A device like a smartphone, a tablet or a laptop can unlock the world. It also can sit useless in a drawer. Or frustrate to no end.

Technological gadgets can be especially confounding to older people born long before “text” and “Google” were verbs. Now, thanks to a community service program created by Chapman University student Jacob Pace ’20, the Orange Senior Center offers free one-on-one tech help from college kids.

Jacob Pace ’20

“It was all on his own that he did this,” said Katherine Connaghan, executive director of the Orange Senior Center. “He said he wanted to put together a program. We said, ‘Well, OK,’ and oh my gosh, he just went with it.”

Pace was an Aliso Niguel High School student looking for community service hours when he came up with the idea of pairing digital natives with seniors and started a program at Sea Country Senior Center in Laguna Niguel.

It was such a success he decided to duplicate it at Chapman last fall, reaching out to his fraternity brothers at Beta Theta Pi as well as other Greek organizations and students at large. What usually starts as a way to accumulate community service hours often becomes a regular routine.

“I always tell the other kids, it’s something so easy for you to do that has such a profound effect on seniors,” said Pace, a business administration major who organizes about 85 Chapman tutors with online scheduling on a website called chapmantechtutors.com.

The program operates weekly during the academic year. Senior citizens seeking tech assistance can make reservations through the senior center.

Needs vary, but most challenges can be solved almost immediately by the average student. For them, tech is intuitive, and it’s a simple matter to show someone how to set up their device, access their email, use map apps for directions or set up calendars or alarms.

“Some seniors have difficulty with their cell phones, but they want to have one to be able to call someone in an emergency,” said Gretchen Snyder, director of operations at the Orange Senior Center. “Some are trying to learn to text. Some are figuring out social media.”

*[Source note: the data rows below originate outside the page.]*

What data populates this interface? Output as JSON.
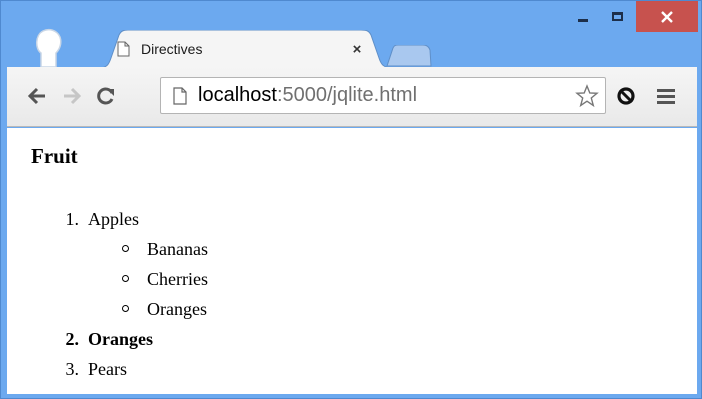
{
  "window": {
    "buttons": {
      "minimize": "minimize",
      "maximize": "maximize",
      "close": "close"
    },
    "colors": {
      "frame": "#6ca9ef",
      "close": "#c7524e"
    }
  },
  "tab": {
    "title": "Directives",
    "close_glyph": "×",
    "favicon": "page-icon"
  },
  "toolbar": {
    "back_icon": "back-arrow-icon",
    "forward_icon": "forward-arrow-icon",
    "reload_icon": "reload-icon",
    "url_host": "localhost",
    "url_rest": ":5000/jqlite.html",
    "bookmark_icon": "star-icon",
    "extension_icon": "extension-icon",
    "menu_icon": "hamburger-menu-icon"
  },
  "page": {
    "heading": "Fruit",
    "items": [
      {
        "number": "1.",
        "label": "Apples",
        "bold": false,
        "children": [
          "Bananas",
          "Cherries",
          "Oranges"
        ]
      },
      {
        "number": "2.",
        "label": "Oranges",
        "bold": true
      },
      {
        "number": "3.",
        "label": "Pears",
        "bold": false
      }
    ]
  }
}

Students say they encounter older technology that is less familiar to them, but they can still help.

After the holiday season, Pace said, seniors sometimes come in with brand new devices purchased by their grown children to help them FaceTime family members or see glimpses of distant grandchildren’s birthday parties and school plays.

Kathryn Lillard brings in her laptop regularly, and Skylar Singer ’19 has helped her find ways to watch movies through services like Hulu or others.

“It’s just fun for me,” Singer said. “I got to be friends with Kathryn, and I’ve kept coming in.”

 

Display image at top/Cole Thompson ’21 is one of about 85 Chapman students who have provided tech help at the Orange Senior Center. (Photos/Amanda Galemmo ’20)